I know we’ve discussed it before — we’re more than three years deep now on Wino Wednesday, there’s not a lot that hasn’t been covered at one point or another — but I really do think that Place of Skulls‘ 2003 sophomore outing, With Vision, is one of the best American doom records of the last decade. Even putting aside the novelty of the collaboration between Scott “Wino” Weinrich and Victor Griffin, whose band it was, it was the songs themselves, the nuances and differences and similarities of craft between the two legendary guitarists, that made it such a special release. Of course, the collaboration didn’t last, but even as a one-time thing with Wino in and out of the band, With Vision was an integral meeting of masters of the form and the results were every bit as stunning as their pedigrees would suggest.
They trade off lead vocals throughout the album, and it’s easy enough to read the shifts in approach to riffing as indicative of who wrote which song. “Long Lost Grave,” for example, has Wino on vocals, and it sounds pretty much like a Wino song, at least until the soloing at the end. Much of With Vision plays out like this, with one or the other at the fore, but the tradeoffs give the record a vibrancy that Place of Skulls‘ subsequent two albums, 2006’s The Black is Never Far and 2010’s As a Dog Returns (review here), couldn’t match with Griffin as the lone songwriter. That’s not to knock him as a songwriter — through Death Row, Pentagram, Place of Skulls and most recently In~Graved, he’s proved a landmark craftsman of traditional doom — but he can’t be two people. It’s just all the more reason With Vision is essential listening.

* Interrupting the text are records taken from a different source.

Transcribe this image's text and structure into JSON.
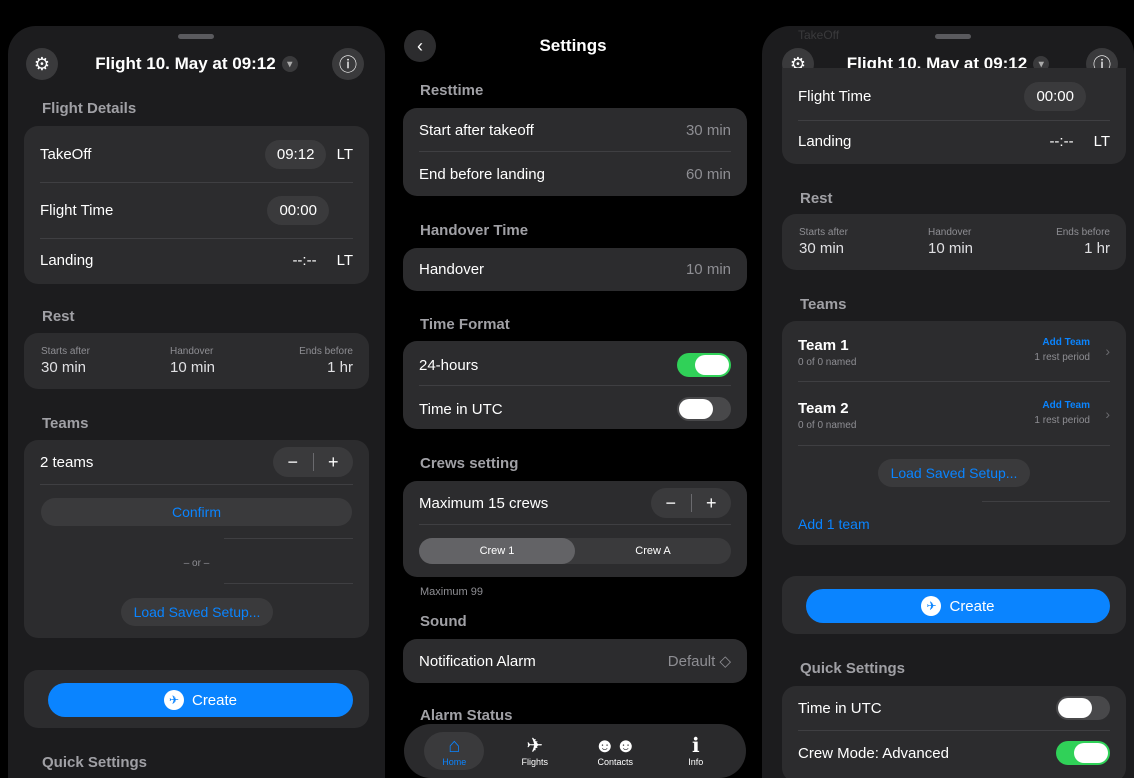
{
  "screen1": {
    "title": "Flight 10. May at 09:12",
    "flight_details_header": "Flight Details",
    "takeoff_label": "TakeOff",
    "takeoff_value": "09:12",
    "lt": "LT",
    "flight_time_label": "Flight Time",
    "flight_time_value": "00:00",
    "landing_label": "Landing",
    "landing_value": "--:--",
    "rest_header": "Rest",
    "rest": {
      "starts_label": "Starts after",
      "starts_value": "30 min",
      "handover_label": "Handover",
      "handover_value": "10 min",
      "ends_label": "Ends before",
      "ends_value": "1 hr"
    },
    "teams_header": "Teams",
    "teams_count": "2 teams",
    "confirm": "Confirm",
    "or": "– or –",
    "load_saved": "Load Saved Setup...",
    "create": "Create",
    "quick_settings": "Quick Settings"
  },
  "screen2": {
    "title": "Settings",
    "resttime_header": "Resttime",
    "start_after_label": "Start after takeoff",
    "start_after_value": "30 min",
    "end_before_label": "End before landing",
    "end_before_value": "60 min",
    "handover_header": "Handover Time",
    "handover_label": "Handover",
    "handover_value": "10 min",
    "time_format_header": "Time Format",
    "hours24_label": "24-hours",
    "hours24_on": true,
    "utc_label": "Time in UTC",
    "utc_on": false,
    "crews_header": "Crews setting",
    "max_crews_label": "Maximum 15 crews",
    "crew_seg": [
      "Crew 1",
      "Crew A"
    ],
    "max99": "Maximum 99",
    "sound_header": "Sound",
    "notif_label": "Notification Alarm",
    "notif_value": "Default ◇",
    "alarm_header": "Alarm Status",
    "tabs": [
      {
        "label": "Home",
        "icon": "home-icon"
      },
      {
        "label": "Flights",
        "icon": "airplane-icon"
      },
      {
        "label": "Contacts",
        "icon": "people-icon"
      },
      {
        "label": "Info",
        "icon": "info-icon"
      }
    ]
  },
  "screen3": {
    "title": "Flight 10. May at 09:12",
    "takeoff_partial": "TakeOff",
    "flight_time_label": "Flight Time",
    "flight_time_value": "00:00",
    "landing_label": "Landing",
    "landing_value": "--:--",
    "lt": "LT",
    "rest_header": "Rest",
    "rest": {
      "starts_label": "Starts after",
      "starts_value": "30 min",
      "handover_label": "Handover",
      "handover_value": "10 min",
      "ends_label": "Ends before",
      "ends_value": "1 hr"
    },
    "teams_header": "Teams",
    "teams": [
      {
        "name": "Team 1",
        "named": "0 of 0 named",
        "add": "Add Team",
        "period": "1 rest period"
      },
      {
        "name": "Team 2",
        "named": "0 of 0 named",
        "add": "Add Team",
        "period": "1 rest period"
      }
    ],
    "load_saved": "Load Saved Setup...",
    "add_team": "Add 1 team",
    "create": "Create",
    "quick_settings": "Quick Settings",
    "utc_label": "Time in UTC",
    "utc_on": false,
    "crew_mode_label": "Crew Mode: Advanced",
    "crew_mode_on": true
  }
}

Of course, the Griffin and Wino collaboration was short-lived, and to date there hasn’t been any hint that they might at some point work together again. It’s probably more likely than a second Shrinebuilder record, less likely than cities on Mars. So be it. With Vision still stands up 11 years after its release, so dig into “Long Lost Grave” and have an excellent Wino Wednesday: